to around 3:30pm every ten seconds.
The sensors collected about 2,500 readings
I did my experiments in December, February
& March as these are the hottest months of the school year.
Once my data collecting was finished for
the day, I plugged the sensors into a desktop computer and all the
readings were uploaded into Microsoft Excel.
I then used the Chart wizard to display
the data in a line graph. I also used Excel to work out the maximum,
minimum, and average temperatures.
Maximum Temperature 75oC
Minimum Temperature 15oC
Average Temperature 30oC
I found out that our lunches were being kept in
the Danger Zone (between 15 - 45oC) for a few hours a day!
I then needed to know what was causing the
heat. So I put, just sticking out of my bag, an infra-red light sensor.
Infra-red is a type of heat energy. I noticed that the heat inside my
lunchbox followed the Infra-red heat energy better than the outside air
I found out that it was the direct sun
light that was making the heat so intense. The heat from the outside
air and the lunchbox sort of follows the pattern that the infra-red
I discovered that while the outside air
did warm up the lunch box, it was the infra-red heat energy from being
in the direct sunlight that had the greatest affect on the temperature
of the lunchbox.

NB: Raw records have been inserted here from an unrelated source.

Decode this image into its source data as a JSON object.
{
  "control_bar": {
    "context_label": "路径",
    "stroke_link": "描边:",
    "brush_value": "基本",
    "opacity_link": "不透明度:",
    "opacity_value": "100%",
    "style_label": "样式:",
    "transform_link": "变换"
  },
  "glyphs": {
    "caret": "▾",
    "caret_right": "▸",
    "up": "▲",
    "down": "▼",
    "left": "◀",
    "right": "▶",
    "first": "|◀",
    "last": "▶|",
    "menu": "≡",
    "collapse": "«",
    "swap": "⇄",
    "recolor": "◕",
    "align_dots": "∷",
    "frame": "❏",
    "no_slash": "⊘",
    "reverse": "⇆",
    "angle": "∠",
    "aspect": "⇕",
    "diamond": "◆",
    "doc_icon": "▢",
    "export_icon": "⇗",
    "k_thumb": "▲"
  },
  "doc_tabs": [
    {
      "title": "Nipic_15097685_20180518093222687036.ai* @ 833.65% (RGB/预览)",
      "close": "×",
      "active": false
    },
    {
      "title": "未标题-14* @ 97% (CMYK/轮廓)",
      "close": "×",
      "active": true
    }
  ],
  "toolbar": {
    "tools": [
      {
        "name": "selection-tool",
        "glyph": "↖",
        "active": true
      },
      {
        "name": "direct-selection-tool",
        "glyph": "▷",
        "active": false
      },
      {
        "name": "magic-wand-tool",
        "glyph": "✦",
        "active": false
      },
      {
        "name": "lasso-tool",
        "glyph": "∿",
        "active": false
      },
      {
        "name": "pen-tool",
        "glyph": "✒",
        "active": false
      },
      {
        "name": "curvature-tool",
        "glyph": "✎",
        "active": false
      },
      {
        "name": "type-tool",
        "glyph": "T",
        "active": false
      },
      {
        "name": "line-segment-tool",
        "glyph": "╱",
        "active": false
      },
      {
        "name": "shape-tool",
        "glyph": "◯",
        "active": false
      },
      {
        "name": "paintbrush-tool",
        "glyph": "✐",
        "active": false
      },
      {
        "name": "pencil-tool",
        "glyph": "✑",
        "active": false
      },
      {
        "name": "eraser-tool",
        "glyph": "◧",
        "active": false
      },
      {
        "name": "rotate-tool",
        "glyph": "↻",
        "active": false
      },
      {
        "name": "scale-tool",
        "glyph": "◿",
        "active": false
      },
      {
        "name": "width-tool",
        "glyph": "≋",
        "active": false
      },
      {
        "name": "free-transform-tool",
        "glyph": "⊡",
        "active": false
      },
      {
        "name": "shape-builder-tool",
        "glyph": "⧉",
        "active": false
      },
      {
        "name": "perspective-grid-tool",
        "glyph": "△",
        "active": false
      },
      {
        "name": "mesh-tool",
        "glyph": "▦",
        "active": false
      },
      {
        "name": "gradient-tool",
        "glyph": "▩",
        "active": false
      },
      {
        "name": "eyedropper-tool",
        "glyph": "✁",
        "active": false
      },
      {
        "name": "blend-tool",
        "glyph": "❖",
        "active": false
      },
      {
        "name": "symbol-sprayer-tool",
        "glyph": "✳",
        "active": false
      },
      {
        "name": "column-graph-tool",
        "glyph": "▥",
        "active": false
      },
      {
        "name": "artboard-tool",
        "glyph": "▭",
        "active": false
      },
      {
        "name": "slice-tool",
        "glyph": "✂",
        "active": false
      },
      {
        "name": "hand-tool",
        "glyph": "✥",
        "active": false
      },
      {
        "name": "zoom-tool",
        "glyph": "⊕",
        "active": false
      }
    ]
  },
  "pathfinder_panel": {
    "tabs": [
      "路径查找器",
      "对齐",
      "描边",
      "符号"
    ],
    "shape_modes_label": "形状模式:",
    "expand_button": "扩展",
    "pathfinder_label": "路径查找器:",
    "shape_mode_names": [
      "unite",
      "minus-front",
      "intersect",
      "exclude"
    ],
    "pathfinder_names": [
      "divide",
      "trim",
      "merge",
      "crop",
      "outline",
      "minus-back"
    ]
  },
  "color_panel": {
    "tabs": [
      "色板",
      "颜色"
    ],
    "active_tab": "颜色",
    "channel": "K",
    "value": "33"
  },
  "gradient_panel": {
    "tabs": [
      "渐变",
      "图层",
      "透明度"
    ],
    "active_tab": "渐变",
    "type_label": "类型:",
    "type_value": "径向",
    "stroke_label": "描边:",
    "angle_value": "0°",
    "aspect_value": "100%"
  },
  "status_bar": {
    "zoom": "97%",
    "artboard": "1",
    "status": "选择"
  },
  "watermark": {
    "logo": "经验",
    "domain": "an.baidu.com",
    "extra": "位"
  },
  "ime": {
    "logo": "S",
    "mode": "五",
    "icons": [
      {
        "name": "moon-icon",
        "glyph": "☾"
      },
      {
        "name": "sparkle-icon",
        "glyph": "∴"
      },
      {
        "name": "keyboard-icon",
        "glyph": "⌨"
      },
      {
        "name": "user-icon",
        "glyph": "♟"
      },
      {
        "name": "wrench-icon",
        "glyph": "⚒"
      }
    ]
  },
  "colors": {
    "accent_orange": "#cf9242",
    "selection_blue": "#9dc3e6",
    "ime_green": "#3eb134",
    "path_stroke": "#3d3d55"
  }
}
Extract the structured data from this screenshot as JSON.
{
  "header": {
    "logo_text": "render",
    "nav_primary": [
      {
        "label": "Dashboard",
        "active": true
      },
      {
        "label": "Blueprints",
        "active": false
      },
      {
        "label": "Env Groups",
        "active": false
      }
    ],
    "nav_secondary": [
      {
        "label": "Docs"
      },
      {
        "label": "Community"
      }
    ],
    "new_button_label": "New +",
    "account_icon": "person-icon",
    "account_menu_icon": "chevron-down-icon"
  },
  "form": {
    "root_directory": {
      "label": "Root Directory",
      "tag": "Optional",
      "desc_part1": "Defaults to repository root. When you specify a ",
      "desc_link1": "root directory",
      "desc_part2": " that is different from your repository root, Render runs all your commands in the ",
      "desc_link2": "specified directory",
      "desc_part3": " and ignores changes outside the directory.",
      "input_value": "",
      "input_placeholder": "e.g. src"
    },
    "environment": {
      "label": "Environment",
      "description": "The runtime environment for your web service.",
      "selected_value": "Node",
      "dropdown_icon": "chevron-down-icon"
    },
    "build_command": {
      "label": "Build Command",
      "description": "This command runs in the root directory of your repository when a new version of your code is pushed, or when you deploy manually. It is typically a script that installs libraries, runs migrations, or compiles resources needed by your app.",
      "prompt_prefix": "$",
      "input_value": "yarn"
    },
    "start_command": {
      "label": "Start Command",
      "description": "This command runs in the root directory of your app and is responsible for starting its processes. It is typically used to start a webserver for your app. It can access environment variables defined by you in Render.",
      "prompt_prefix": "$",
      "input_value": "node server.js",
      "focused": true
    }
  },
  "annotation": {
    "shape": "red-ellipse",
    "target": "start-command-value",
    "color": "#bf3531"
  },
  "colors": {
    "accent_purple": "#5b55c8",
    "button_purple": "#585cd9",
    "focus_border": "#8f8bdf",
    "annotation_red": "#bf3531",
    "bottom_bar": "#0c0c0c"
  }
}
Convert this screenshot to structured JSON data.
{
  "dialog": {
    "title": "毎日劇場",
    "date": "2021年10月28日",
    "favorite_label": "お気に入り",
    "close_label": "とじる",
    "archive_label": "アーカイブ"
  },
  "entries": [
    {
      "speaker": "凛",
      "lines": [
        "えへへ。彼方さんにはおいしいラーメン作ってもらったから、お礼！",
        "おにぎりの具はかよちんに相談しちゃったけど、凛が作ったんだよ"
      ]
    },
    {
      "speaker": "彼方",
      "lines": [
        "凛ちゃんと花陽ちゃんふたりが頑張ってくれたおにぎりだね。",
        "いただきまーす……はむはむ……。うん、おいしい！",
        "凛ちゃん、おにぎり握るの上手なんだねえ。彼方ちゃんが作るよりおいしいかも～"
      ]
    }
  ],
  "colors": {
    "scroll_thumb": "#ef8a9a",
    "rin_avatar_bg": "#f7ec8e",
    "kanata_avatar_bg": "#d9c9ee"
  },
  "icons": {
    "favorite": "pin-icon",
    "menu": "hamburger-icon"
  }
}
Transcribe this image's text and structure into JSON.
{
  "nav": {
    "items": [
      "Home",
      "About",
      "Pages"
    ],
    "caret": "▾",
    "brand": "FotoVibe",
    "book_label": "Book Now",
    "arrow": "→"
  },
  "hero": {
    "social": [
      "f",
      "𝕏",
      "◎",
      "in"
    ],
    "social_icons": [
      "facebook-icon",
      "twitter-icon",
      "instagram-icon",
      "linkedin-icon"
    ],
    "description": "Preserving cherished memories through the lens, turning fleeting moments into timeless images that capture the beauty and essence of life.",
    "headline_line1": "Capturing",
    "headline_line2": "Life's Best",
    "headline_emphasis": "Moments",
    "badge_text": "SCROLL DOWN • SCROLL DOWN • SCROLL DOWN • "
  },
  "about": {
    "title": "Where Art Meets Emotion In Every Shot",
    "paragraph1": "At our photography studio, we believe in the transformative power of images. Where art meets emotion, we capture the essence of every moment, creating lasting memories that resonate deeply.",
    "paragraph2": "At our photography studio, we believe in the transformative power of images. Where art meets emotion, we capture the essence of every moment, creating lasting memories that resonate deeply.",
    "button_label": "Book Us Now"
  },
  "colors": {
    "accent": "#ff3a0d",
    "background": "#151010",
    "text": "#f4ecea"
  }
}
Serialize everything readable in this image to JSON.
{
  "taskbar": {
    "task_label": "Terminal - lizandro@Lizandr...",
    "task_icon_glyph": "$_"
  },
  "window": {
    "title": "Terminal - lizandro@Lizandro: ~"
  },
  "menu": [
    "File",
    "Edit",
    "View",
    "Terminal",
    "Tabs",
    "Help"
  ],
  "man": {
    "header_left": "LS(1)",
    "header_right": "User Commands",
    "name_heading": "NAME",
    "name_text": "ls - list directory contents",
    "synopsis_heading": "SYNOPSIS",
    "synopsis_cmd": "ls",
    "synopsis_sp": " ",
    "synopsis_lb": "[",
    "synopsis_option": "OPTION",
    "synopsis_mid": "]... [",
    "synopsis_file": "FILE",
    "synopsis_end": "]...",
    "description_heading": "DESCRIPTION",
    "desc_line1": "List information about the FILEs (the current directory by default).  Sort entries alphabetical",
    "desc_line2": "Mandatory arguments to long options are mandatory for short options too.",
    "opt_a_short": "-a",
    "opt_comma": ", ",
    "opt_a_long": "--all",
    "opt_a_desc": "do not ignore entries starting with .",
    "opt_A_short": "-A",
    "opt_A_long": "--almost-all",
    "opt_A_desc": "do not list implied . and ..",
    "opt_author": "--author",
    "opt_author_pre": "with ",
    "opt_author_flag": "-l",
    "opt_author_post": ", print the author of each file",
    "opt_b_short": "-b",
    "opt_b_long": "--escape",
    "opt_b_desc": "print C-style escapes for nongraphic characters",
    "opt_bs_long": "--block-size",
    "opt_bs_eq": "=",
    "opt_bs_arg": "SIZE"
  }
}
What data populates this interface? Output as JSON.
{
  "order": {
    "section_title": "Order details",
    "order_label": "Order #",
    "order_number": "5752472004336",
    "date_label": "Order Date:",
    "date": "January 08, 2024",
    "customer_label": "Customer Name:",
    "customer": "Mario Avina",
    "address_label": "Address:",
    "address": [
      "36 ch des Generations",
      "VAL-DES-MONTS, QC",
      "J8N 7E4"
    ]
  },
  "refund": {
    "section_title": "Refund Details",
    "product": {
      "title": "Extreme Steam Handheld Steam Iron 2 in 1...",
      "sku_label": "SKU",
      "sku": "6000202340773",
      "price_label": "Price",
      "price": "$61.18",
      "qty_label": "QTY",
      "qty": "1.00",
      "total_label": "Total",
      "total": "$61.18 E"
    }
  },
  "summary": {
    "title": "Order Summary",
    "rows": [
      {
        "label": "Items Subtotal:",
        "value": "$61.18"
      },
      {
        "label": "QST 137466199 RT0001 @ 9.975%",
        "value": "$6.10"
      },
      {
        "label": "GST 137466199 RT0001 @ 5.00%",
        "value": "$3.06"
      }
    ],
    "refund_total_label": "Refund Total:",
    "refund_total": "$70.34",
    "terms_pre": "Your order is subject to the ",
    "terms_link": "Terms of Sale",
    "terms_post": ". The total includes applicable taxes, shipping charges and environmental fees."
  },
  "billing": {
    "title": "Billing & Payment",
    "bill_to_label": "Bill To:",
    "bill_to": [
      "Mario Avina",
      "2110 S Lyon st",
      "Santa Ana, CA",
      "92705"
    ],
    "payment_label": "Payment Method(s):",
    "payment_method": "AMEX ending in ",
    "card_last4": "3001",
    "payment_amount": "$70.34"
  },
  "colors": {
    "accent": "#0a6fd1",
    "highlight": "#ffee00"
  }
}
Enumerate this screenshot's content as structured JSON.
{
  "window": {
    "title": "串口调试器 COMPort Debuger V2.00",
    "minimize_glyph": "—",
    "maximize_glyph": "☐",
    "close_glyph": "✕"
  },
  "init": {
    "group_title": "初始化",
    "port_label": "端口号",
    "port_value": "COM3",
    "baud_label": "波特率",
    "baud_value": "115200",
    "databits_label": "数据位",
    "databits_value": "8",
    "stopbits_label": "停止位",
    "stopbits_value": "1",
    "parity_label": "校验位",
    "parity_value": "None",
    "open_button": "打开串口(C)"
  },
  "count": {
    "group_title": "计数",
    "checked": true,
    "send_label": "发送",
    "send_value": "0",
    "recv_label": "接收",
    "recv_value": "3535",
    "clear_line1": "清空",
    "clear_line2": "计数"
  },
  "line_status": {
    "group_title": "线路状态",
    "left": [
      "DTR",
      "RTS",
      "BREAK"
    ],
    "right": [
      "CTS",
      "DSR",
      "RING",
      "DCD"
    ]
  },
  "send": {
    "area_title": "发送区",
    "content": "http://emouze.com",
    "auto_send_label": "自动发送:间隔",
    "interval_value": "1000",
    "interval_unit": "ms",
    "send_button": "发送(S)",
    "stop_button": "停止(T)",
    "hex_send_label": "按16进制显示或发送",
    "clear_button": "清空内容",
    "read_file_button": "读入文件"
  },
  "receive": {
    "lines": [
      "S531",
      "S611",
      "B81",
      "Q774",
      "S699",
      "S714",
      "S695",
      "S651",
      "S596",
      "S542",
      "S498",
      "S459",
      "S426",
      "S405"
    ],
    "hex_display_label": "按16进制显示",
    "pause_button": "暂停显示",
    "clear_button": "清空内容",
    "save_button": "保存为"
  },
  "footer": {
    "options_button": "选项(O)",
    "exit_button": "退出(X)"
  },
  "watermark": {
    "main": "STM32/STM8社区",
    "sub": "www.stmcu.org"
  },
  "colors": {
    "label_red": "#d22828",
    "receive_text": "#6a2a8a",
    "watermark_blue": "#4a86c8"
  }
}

My food was in the Danger Zone for quite a few hours.
I noticed that in the summer my school
lunch had gotten to a rather high temperature, whereas in the winter, I
had never had a problem like this.
Also, now my bag is in a Cloak bay, I can
take sandwiches, cake, or even yogurts to school without them getting
soggy or sour.
I think this is because my bag is not in
direct sunlight, so it is not getting affected by its infra-red heat